_WORK ITEM_. Search the records for the word "TokenAdmin" and report each line that has it.

═══ INFORMATION PROVIDED ═══

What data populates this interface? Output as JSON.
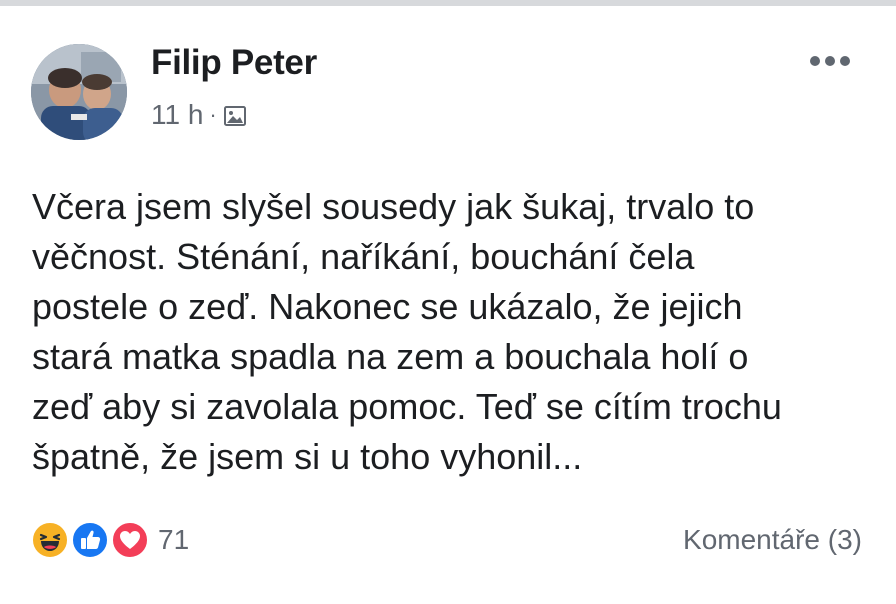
{
  "post": {
    "author": "Filip Peter",
    "time": "11 h",
    "separator": "·",
    "privacy_icon": "photo-icon",
    "more_icon": "ellipsis-icon",
    "text_lines": [
      "Včera jsem slyšel sousedy jak šukaj, trvalo to",
      "věčnost. Sténání, naříkání, bouchání čela",
      "postele o zeď. Nakonec se ukázalo, že jejich",
      "stará matka spadla na zem a bouchala holí o",
      "zeď aby si zavolala pomoc. Teď se cítím trochu",
      "špatně, že jsem si u toho vyhonil..."
    ],
    "reactions": {
      "icons": [
        "haha-icon",
        "like-icon",
        "love-icon"
      ],
      "count": "71"
    },
    "comments_label": "Komentáře (3)"
  },
  "colors": {
    "text": "#1c1e21",
    "secondary_text": "#616770",
    "like_blue": "#1877f2",
    "love_red": "#f33e58",
    "haha_yellow": "#f7b125"
  }
}
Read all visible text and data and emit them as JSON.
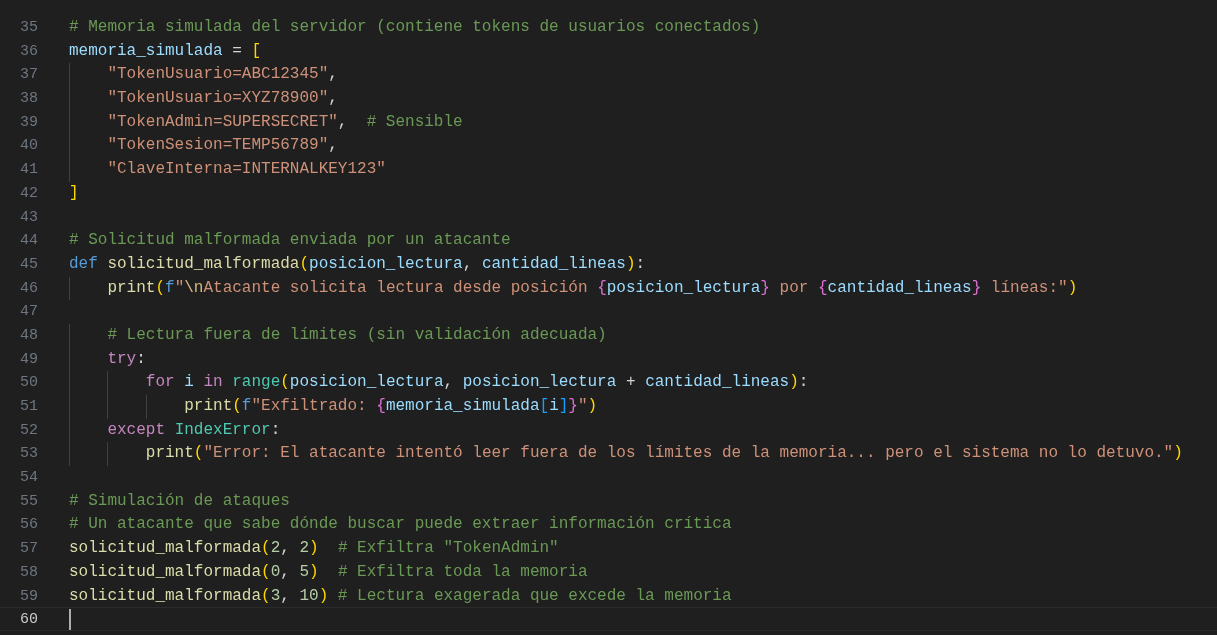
{
  "editor": {
    "lines": [
      {
        "number": "35",
        "current": false,
        "tokens": [
          {
            "kind": "comment",
            "text": "# Memoria simulada del servidor (contiene tokens de usuarios conectados)"
          }
        ]
      },
      {
        "number": "36",
        "current": false,
        "tokens": [
          {
            "kind": "variable",
            "text": "memoria_simulada"
          },
          {
            "kind": "plain",
            "text": " = "
          },
          {
            "kind": "bracket1",
            "text": "["
          }
        ]
      },
      {
        "number": "37",
        "current": false,
        "tokens": [
          {
            "kind": "string",
            "text": "    \"TokenUsuario=ABC12345\""
          },
          {
            "kind": "plain",
            "text": ","
          }
        ]
      },
      {
        "number": "38",
        "current": false,
        "tokens": [
          {
            "kind": "string",
            "text": "    \"TokenUsuario=XYZ78900\""
          },
          {
            "kind": "plain",
            "text": ","
          }
        ]
      },
      {
        "number": "39",
        "current": false,
        "tokens": [
          {
            "kind": "string",
            "text": "    \"TokenAdmin=SUPERSECRET\""
          },
          {
            "kind": "plain",
            "text": ",  "
          },
          {
            "kind": "comment",
            "text": "# Sensible"
          }
        ]
      },
      {
        "number": "40",
        "current": false,
        "tokens": [
          {
            "kind": "string",
            "text": "    \"TokenSesion=TEMP56789\""
          },
          {
            "kind": "plain",
            "text": ","
          }
        ]
      },
      {
        "number": "41",
        "current": false,
        "tokens": [
          {
            "kind": "string",
            "text": "    \"ClaveInterna=INTERNALKEY123\""
          }
        ]
      },
      {
        "number": "42",
        "current": false,
        "tokens": [
          {
            "kind": "bracket1",
            "text": "]"
          }
        ]
      },
      {
        "number": "43",
        "current": false
      },
      {
        "number": "44",
        "current": false,
        "tokens": [
          {
            "kind": "comment",
            "text": "# Solicitud malformada enviada por un atacante"
          }
        ]
      },
      {
        "number": "45",
        "current": false,
        "tokens": [
          {
            "kind": "keyword",
            "text": "def "
          },
          {
            "kind": "function",
            "text": "solicitud_malformada"
          },
          {
            "kind": "bracket1",
            "text": "("
          },
          {
            "kind": "variable",
            "text": "posicion_lectura"
          },
          {
            "kind": "plain",
            "text": ", "
          },
          {
            "kind": "variable",
            "text": "cantidad_lineas"
          },
          {
            "kind": "bracket1",
            "text": ")"
          },
          {
            "kind": "plain",
            "text": ":"
          }
        ]
      },
      {
        "number": "46",
        "current": false,
        "tokens": [
          {
            "kind": "function",
            "text": "    print"
          },
          {
            "kind": "bracket1",
            "text": "("
          },
          {
            "kind": "keyword",
            "text": "f"
          },
          {
            "kind": "string",
            "text": "\""
          },
          {
            "kind": "escape",
            "text": "\\n"
          },
          {
            "kind": "string",
            "text": "Atacante solicita lectura desde posición "
          },
          {
            "kind": "bracket2",
            "text": "{"
          },
          {
            "kind": "variable",
            "text": "posicion_lectura"
          },
          {
            "kind": "bracket2",
            "text": "}"
          },
          {
            "kind": "string",
            "text": " por "
          },
          {
            "kind": "bracket2",
            "text": "{"
          },
          {
            "kind": "variable",
            "text": "cantidad_lineas"
          },
          {
            "kind": "bracket2",
            "text": "}"
          },
          {
            "kind": "string",
            "text": " líneas:\""
          },
          {
            "kind": "bracket1",
            "text": ")"
          }
        ]
      },
      {
        "number": "47",
        "current": false
      },
      {
        "number": "48",
        "current": false,
        "tokens": [
          {
            "kind": "comment",
            "text": "    # Lectura fuera de límites (sin validación adecuada)"
          }
        ]
      },
      {
        "number": "49",
        "current": false,
        "tokens": [
          {
            "kind": "control",
            "text": "    try"
          },
          {
            "kind": "plain",
            "text": ":"
          }
        ]
      },
      {
        "number": "50",
        "current": false,
        "tokens": [
          {
            "kind": "control",
            "text": "        for "
          },
          {
            "kind": "variable",
            "text": "i "
          },
          {
            "kind": "control",
            "text": "in "
          },
          {
            "kind": "type",
            "text": "range"
          },
          {
            "kind": "bracket1",
            "text": "("
          },
          {
            "kind": "variable",
            "text": "posicion_lectura"
          },
          {
            "kind": "plain",
            "text": ", "
          },
          {
            "kind": "variable",
            "text": "posicion_lectura"
          },
          {
            "kind": "plain",
            "text": " + "
          },
          {
            "kind": "variable",
            "text": "cantidad_lineas"
          },
          {
            "kind": "bracket1",
            "text": ")"
          },
          {
            "kind": "plain",
            "text": ":"
          }
        ]
      },
      {
        "number": "51",
        "current": false,
        "tokens": [
          {
            "kind": "function",
            "text": "            print"
          },
          {
            "kind": "bracket1",
            "text": "("
          },
          {
            "kind": "keyword",
            "text": "f"
          },
          {
            "kind": "string",
            "text": "\"Exfiltrado: "
          },
          {
            "kind": "bracket2",
            "text": "{"
          },
          {
            "kind": "variable",
            "text": "memoria_simulada"
          },
          {
            "kind": "bracket3",
            "text": "["
          },
          {
            "kind": "variable",
            "text": "i"
          },
          {
            "kind": "bracket3",
            "text": "]"
          },
          {
            "kind": "bracket2",
            "text": "}"
          },
          {
            "kind": "string",
            "text": "\""
          },
          {
            "kind": "bracket1",
            "text": ")"
          }
        ]
      },
      {
        "number": "52",
        "current": false,
        "tokens": [
          {
            "kind": "control",
            "text": "    except "
          },
          {
            "kind": "type",
            "text": "IndexError"
          },
          {
            "kind": "plain",
            "text": ":"
          }
        ]
      },
      {
        "number": "53",
        "current": false,
        "tokens": [
          {
            "kind": "function",
            "text": "        print"
          },
          {
            "kind": "bracket1",
            "text": "("
          },
          {
            "kind": "string",
            "text": "\"Error: El atacante intentó leer fuera de los límites de la memoria... pero el sistema no lo detuvo.\""
          },
          {
            "kind": "bracket1",
            "text": ")"
          }
        ]
      },
      {
        "number": "54",
        "current": false
      },
      {
        "number": "55",
        "current": false,
        "tokens": [
          {
            "kind": "comment",
            "text": "# Simulación de ataques"
          }
        ]
      },
      {
        "number": "56",
        "current": false,
        "tokens": [
          {
            "kind": "comment",
            "text": "# Un atacante que sabe dónde buscar puede extraer información crítica"
          }
        ]
      },
      {
        "number": "57",
        "current": false,
        "tokens": [
          {
            "kind": "function",
            "text": "solicitud_malformada"
          },
          {
            "kind": "bracket1",
            "text": "("
          },
          {
            "kind": "number",
            "text": "2"
          },
          {
            "kind": "plain",
            "text": ", "
          },
          {
            "kind": "number",
            "text": "2"
          },
          {
            "kind": "bracket1",
            "text": ")"
          },
          {
            "kind": "comment",
            "text": "  # Exfiltra \"TokenAdmin\""
          }
        ]
      },
      {
        "number": "58",
        "current": false,
        "tokens": [
          {
            "kind": "function",
            "text": "solicitud_malformada"
          },
          {
            "kind": "bracket1",
            "text": "("
          },
          {
            "kind": "number",
            "text": "0"
          },
          {
            "kind": "plain",
            "text": ", "
          },
          {
            "kind": "number",
            "text": "5"
          },
          {
            "kind": "bracket1",
            "text": ")"
          },
          {
            "kind": "comment",
            "text": "  # Exfiltra toda la memoria"
          }
        ]
      },
      {
        "number": "59",
        "current": false,
        "tokens": [
          {
            "kind": "function",
            "text": "solicitud_malformada"
          },
          {
            "kind": "bracket1",
            "text": "("
          },
          {
            "kind": "number",
            "text": "3"
          },
          {
            "kind": "plain",
            "text": ", "
          },
          {
            "kind": "number",
            "text": "10"
          },
          {
            "kind": "bracket1",
            "text": ")"
          },
          {
            "kind": "comment",
            "text": " # Lectura exagerada que excede la memoria"
          }
        ]
      },
      {
        "number": "60",
        "current": true
      }
    ]
  }
}
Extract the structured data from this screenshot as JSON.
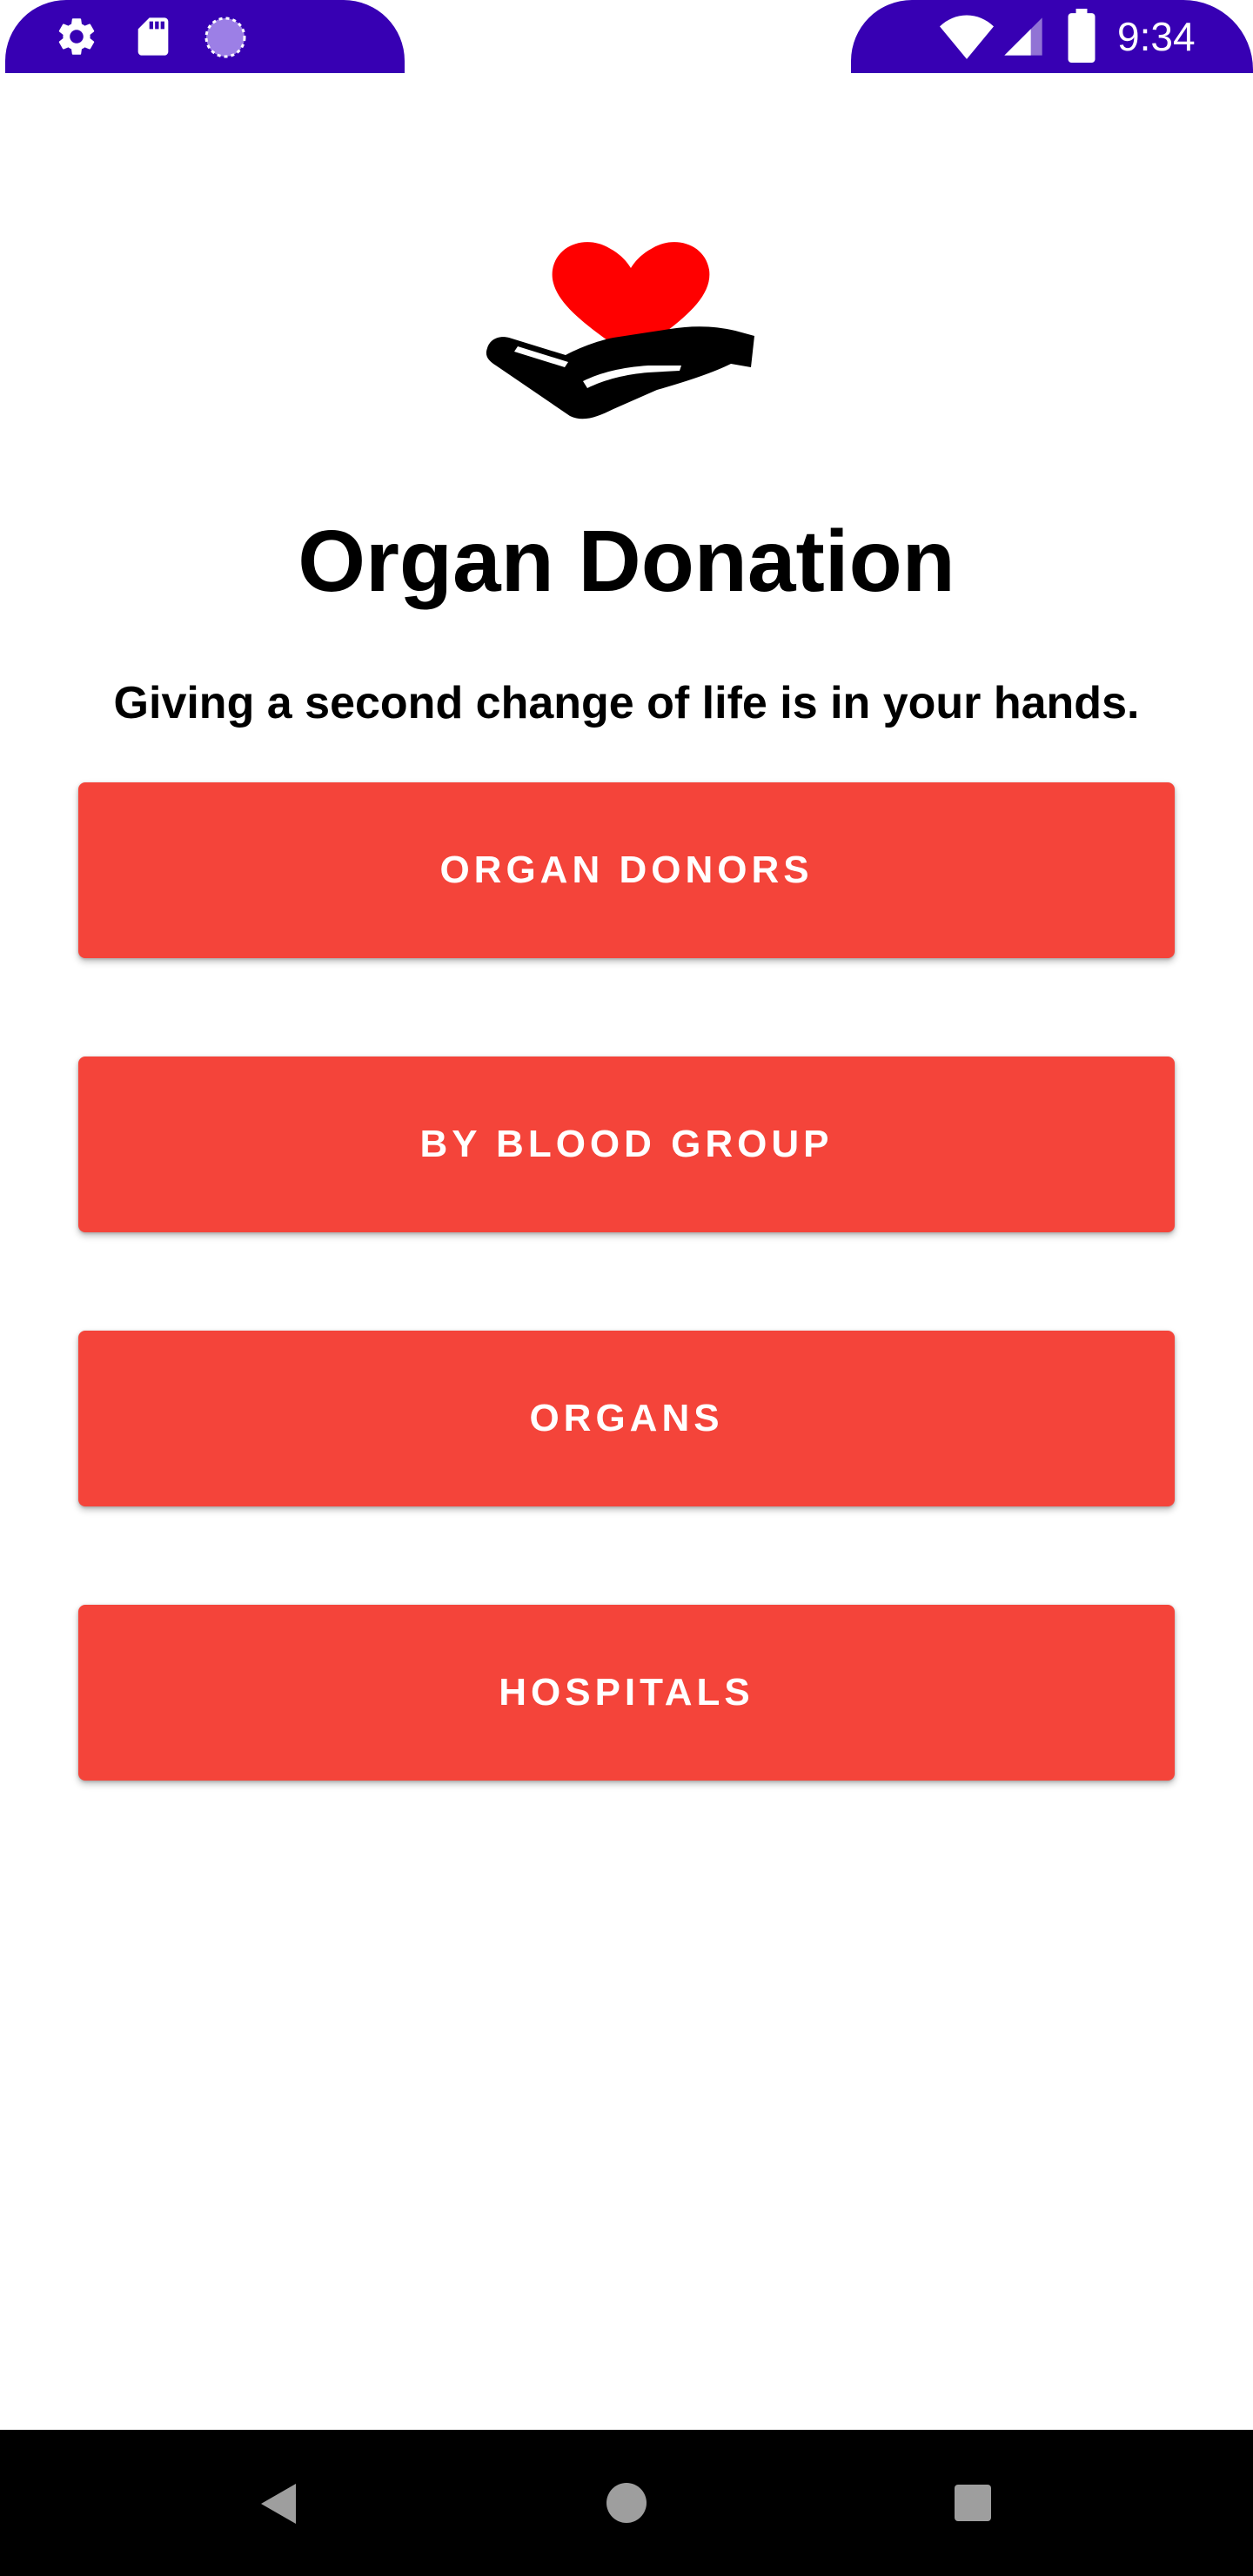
{
  "status_bar": {
    "time": "9:34",
    "left_icons": [
      "settings-icon",
      "sd-card-icon",
      "sync-circle-icon"
    ],
    "right_icons": [
      "wifi-icon",
      "cell-signal-icon",
      "battery-icon"
    ],
    "color": "#3700b3"
  },
  "app": {
    "title": "Organ Donation",
    "subtitle": "Giving a second change of life is in your hands.",
    "logo_icon": "heart-in-hand-icon"
  },
  "menu": {
    "buttons": [
      {
        "label": "ORGAN DONORS"
      },
      {
        "label": "BY BLOOD GROUP"
      },
      {
        "label": "ORGANS"
      },
      {
        "label": "HOSPITALS"
      }
    ],
    "button_color": "#f4443a"
  },
  "nav_bar": {
    "buttons": [
      "back-icon",
      "home-icon",
      "recents-icon"
    ]
  }
}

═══

_ANSWER SECTION_.
            "text": "    \"TokenAdmin=SUPERSECRET\""
            "text": "  # Exfiltra \"TokenAdmin\""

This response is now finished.